It was a brave home-coming; and as the stout young hero, leaping from his horse, knelt to receive his mother's welcoming kiss, the people shouted for joy, the banners waved, the war-horns played their loudest; and thus, after five years of wandering, the boy comes back in triumph to the home he left when but a wild and adventurous little fellow of twelve.
The hero of nine great sea-fights, and of many smaller ones, before he was seventeen, young Olaf Haraldson was a remarkable boy, even in the days when all boys aimed to be battle-tried heroes. Toughened in frame and fibre by his five years of sea-roving, he had become strong and self-reliant, a man in action though but a boy in years.
"I am come," he said to his mother and his step-father, "to take the heritage of my forefathers. But not from Danish nor from Swedish kings will I supplicate that which is mine by right. I intend rather to seek my patrimony with battle-axe and sword, and I will so lay hand to the work that one of two things shall happen: Either I shall bring all this kingdom of Norway under my rule, or I shall fall here upon my inheritance in the land of my fathers."
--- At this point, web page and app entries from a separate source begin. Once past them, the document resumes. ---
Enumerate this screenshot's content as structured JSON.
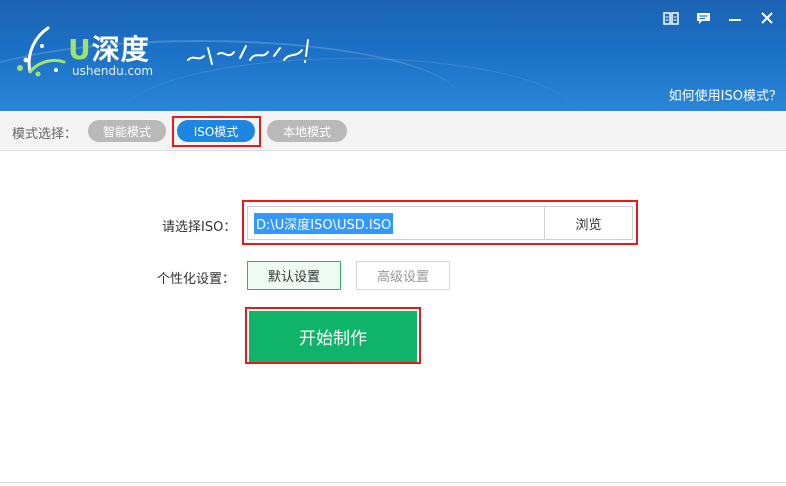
{
  "header": {
    "logo_brand": "深度",
    "logo_u": "U",
    "logo_domain": "ushendu.com",
    "slogan": "装机不再有难度!",
    "help_link": "如何使用ISO模式？"
  },
  "modebar": {
    "label": "模式选择：",
    "modes": [
      "智能模式",
      "ISO模式",
      "本地模式"
    ],
    "active_mode": "ISO模式"
  },
  "form": {
    "iso_label": "请选择ISO：",
    "iso_path": "D:\\U深度ISO\\USD.ISO",
    "browse_label": "浏览",
    "personalize_label": "个性化设置：",
    "default_settings_label": "默认设置",
    "advanced_settings_label": "高级设置",
    "start_label": "开始制作"
  },
  "colors": {
    "header_blue": "#1b70c6",
    "active_pill": "#1d86e0",
    "inactive_pill": "#b9b9b9",
    "start_green": "#0fb36a",
    "highlight_red": "#e41b1b"
  },
  "icons": [
    "menu-book-icon",
    "feedback-icon",
    "minimize-icon",
    "close-icon"
  ]
}
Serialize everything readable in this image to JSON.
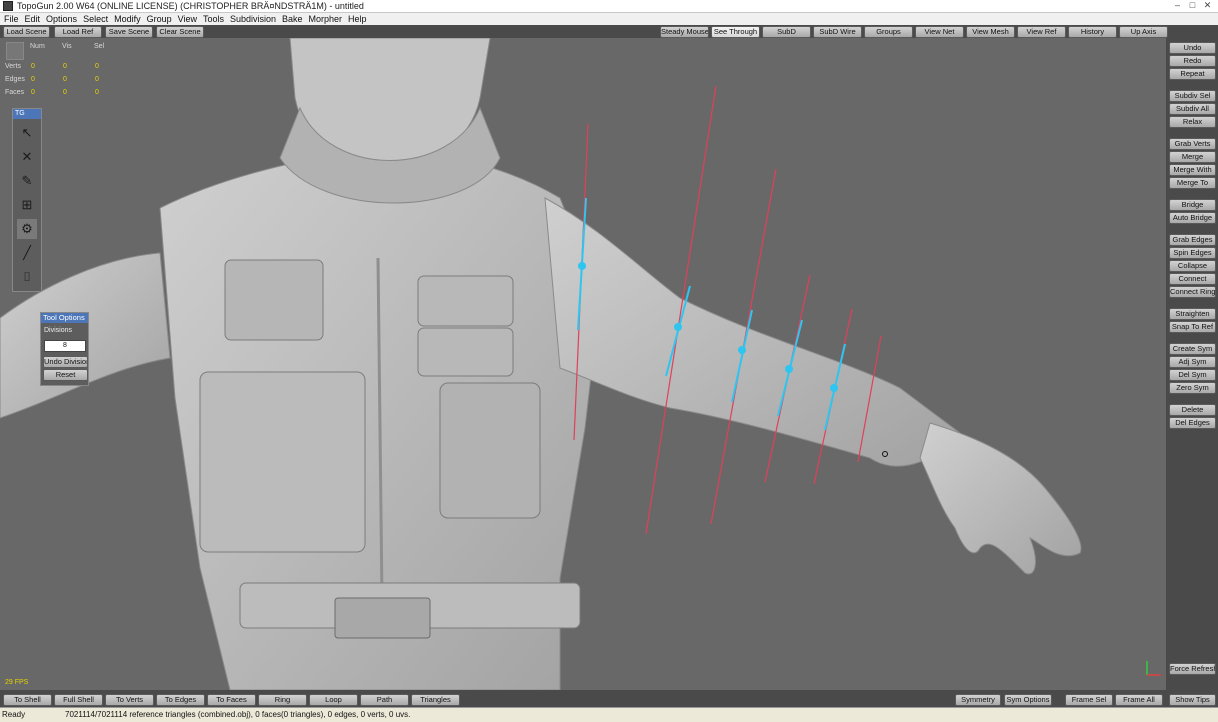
{
  "window": {
    "title": "TopoGun 2.00 W64  (ONLINE LICENSE) (CHRISTOPHER BRÄ¤NDSTRÄ1M) - untitled",
    "minimize": "–",
    "maximize": "□",
    "close": "✕"
  },
  "menu": [
    "File",
    "Edit",
    "Options",
    "Select",
    "Modify",
    "Group",
    "View",
    "Tools",
    "Subdivision",
    "Bake",
    "Morpher",
    "Help"
  ],
  "top_left_buttons": [
    "Load Scene",
    "Load Ref",
    "Save Scene",
    "Clear Scene"
  ],
  "top_right_buttons": [
    "Steady Mouse",
    "See Through",
    "SubD",
    "SubD Wire",
    "Groups",
    "View Net",
    "View Mesh",
    "View Ref",
    "History",
    "Up Axis"
  ],
  "stats": {
    "headers": [
      "Num",
      "Vis",
      "Sel"
    ],
    "rows": [
      {
        "label": "Verts",
        "values": [
          "0",
          "0",
          "0"
        ]
      },
      {
        "label": "Edges",
        "values": [
          "0",
          "0",
          "0"
        ]
      },
      {
        "label": "Faces",
        "values": [
          "0",
          "0",
          "0"
        ]
      }
    ]
  },
  "toolbox": {
    "title": "TG",
    "tools": [
      {
        "name": "select-tool-icon",
        "glyph": "↖"
      },
      {
        "name": "delete-tool-icon",
        "glyph": "✕"
      },
      {
        "name": "draw-tool-icon",
        "glyph": "✎"
      },
      {
        "name": "bridge-tool-icon",
        "glyph": "⊞"
      },
      {
        "name": "tubes-tool-icon",
        "glyph": "⚙"
      },
      {
        "name": "brush-tool-icon",
        "glyph": "╱"
      },
      {
        "name": "extrude-tool-icon",
        "glyph": "⌷"
      }
    ]
  },
  "tool_options": {
    "title": "Tool Options",
    "divisions_label": "Divisions",
    "divisions_value": "8",
    "undo_label": "Undo Division",
    "reset_label": "Reset"
  },
  "right_panel": {
    "groups": [
      [
        "Undo",
        "Redo",
        "Repeat"
      ],
      [
        "Subdiv Sel",
        "Subdiv All",
        "Relax"
      ],
      [
        "Grab Verts",
        "Merge",
        "Merge With",
        "Merge To"
      ],
      [
        "Bridge",
        "Auto Bridge"
      ],
      [
        "Grab Edges",
        "Spin Edges",
        "Collapse",
        "Connect",
        "Connect Ring"
      ],
      [
        "Straighten",
        "Snap To Ref"
      ],
      [
        "Create Sym",
        "Adj Sym",
        "Del Sym",
        "Zero Sym"
      ],
      [
        "Delete",
        "Del Edges"
      ]
    ],
    "force_refresh": "Force Refresh",
    "show_tips": "Show Tips"
  },
  "bottom_left_buttons": [
    "To Shell",
    "Full Shell",
    "To Verts",
    "To Edges",
    "To Faces",
    "Ring",
    "Loop",
    "Path",
    "Triangles"
  ],
  "bottom_right_buttons": [
    "Symmetry",
    "Sym Options",
    "Frame Sel",
    "Frame All"
  ],
  "fps": "29 FPS",
  "status": {
    "state": "Ready",
    "message": "7021114/7021114 reference triangles (combined.obj), 0 faces(0 triangles), 0 edges, 0 verts, 0 uvs."
  },
  "colors": {
    "viewport_bg": "#686868",
    "model": "#bdbdbd",
    "guide_red": "#e0405a",
    "guide_cyan": "#2ec6f0",
    "stat_value": "#e6d200",
    "panel_bg": "#4a4a4a"
  }
}
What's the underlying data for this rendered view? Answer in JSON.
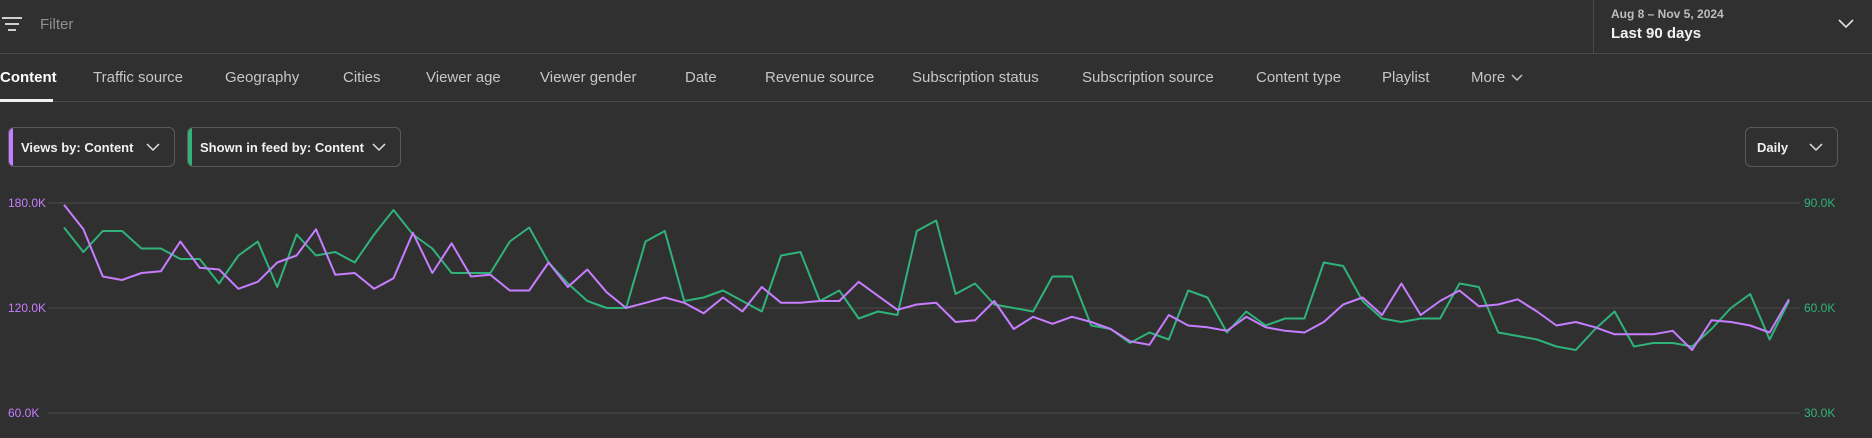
{
  "filter": {
    "placeholder": "Filter",
    "icon": "filter-list-icon"
  },
  "date_range": {
    "range": "Aug 8 – Nov 5, 2024",
    "label": "Last 90 days"
  },
  "tabs": [
    {
      "label": "Content",
      "active": true
    },
    {
      "label": "Traffic source"
    },
    {
      "label": "Geography"
    },
    {
      "label": "Cities"
    },
    {
      "label": "Viewer age"
    },
    {
      "label": "Viewer gender"
    },
    {
      "label": "Date"
    },
    {
      "label": "Revenue source"
    },
    {
      "label": "Subscription status"
    },
    {
      "label": "Subscription source"
    },
    {
      "label": "Content type"
    },
    {
      "label": "Playlist"
    },
    {
      "label": "More"
    }
  ],
  "controls": {
    "views_selector": "Views by: Content",
    "feed_selector": "Shown in feed by: Content",
    "interval": "Daily"
  },
  "colors": {
    "views": "#c77dff",
    "feed": "#2fb37a",
    "grid": "#4a4a4a",
    "background": "#303030"
  },
  "chart_data": {
    "type": "line",
    "grid": true,
    "y_left": {
      "ticks": [
        "180.0K",
        "120.0K",
        "60.0K"
      ],
      "range": [
        60000,
        180000
      ]
    },
    "y_right": {
      "ticks": [
        "90.0K",
        "60.0K",
        "30.0K"
      ],
      "range": [
        30000,
        90000
      ]
    },
    "series": [
      {
        "axis": "left",
        "values": [
          179,
          165,
          138,
          136,
          140,
          141,
          158,
          143,
          142,
          131,
          135,
          146,
          150,
          165,
          139,
          140,
          131,
          137,
          163,
          140,
          157,
          138,
          139,
          130,
          130,
          146,
          132,
          142,
          129,
          120,
          123,
          126,
          123,
          117,
          126,
          118,
          132,
          123,
          123,
          124,
          124,
          135,
          127,
          119,
          122,
          123,
          112,
          113,
          124,
          108,
          115,
          111,
          115,
          112,
          108,
          101,
          99,
          116,
          110,
          109,
          107,
          115,
          109,
          107,
          106,
          112,
          122,
          126,
          116,
          134,
          116,
          124,
          130,
          121,
          122,
          125,
          118,
          110,
          112,
          109,
          105,
          105,
          105,
          107,
          96,
          113,
          112,
          110,
          106,
          125
        ]
      },
      {
        "axis": "right",
        "values": [
          83,
          76,
          82,
          82,
          77,
          77,
          74,
          74,
          67,
          75,
          79,
          66,
          81,
          75,
          76,
          73,
          81,
          88,
          81,
          77,
          70,
          70,
          70,
          79,
          83,
          73,
          67,
          62,
          60,
          60,
          79,
          82,
          62,
          63,
          65,
          62,
          59,
          75,
          76,
          62,
          65,
          57,
          59,
          58,
          82,
          85,
          64,
          67,
          61,
          60,
          59,
          69,
          69,
          55,
          54,
          50,
          53,
          51,
          65,
          63,
          53,
          59,
          55,
          57,
          57,
          73,
          72,
          62,
          57,
          56,
          57,
          57,
          67,
          66,
          53,
          52,
          51,
          49,
          48,
          54,
          59,
          49,
          50,
          50,
          49,
          54,
          60,
          64,
          51,
          62
        ]
      }
    ]
  }
}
These were bold words for a boy of seventeen. But they were not idle boastings. Before a year had passed, young Olaf's pluck and courage had won the day, and in harvest-time, in the year 1015, being then but little more than eighteen years old, he was crowned King of Norway in the Drontheim, or "Throne-home," of Nidaros, the royal city, now called on your atlas the city of Drontheim. For fifteen years King Olaf the Second ruled his realm of Norway.
The old record says that he was "a good and very gentle man"; but history shows his goodness and gentleness to have been of a rough and savage kind. The wild and stern experiences of his viking days lived again even in his attempts to reform and benefit his land.
When he who had himself been a pirate tried to put down piracy, and he who had been a wild young robber sought to force all Norway to become Christian, he did these things in so fierce and cruel a way that at last his subjects rebelled, and King Canute came over with a great army to wrest the throne from him. On the bloody field of Stiklestad, July 29, 1030, the stern king fell, says Sigvat, his saga-man,
"beneath the blows By his own thoughtless people given."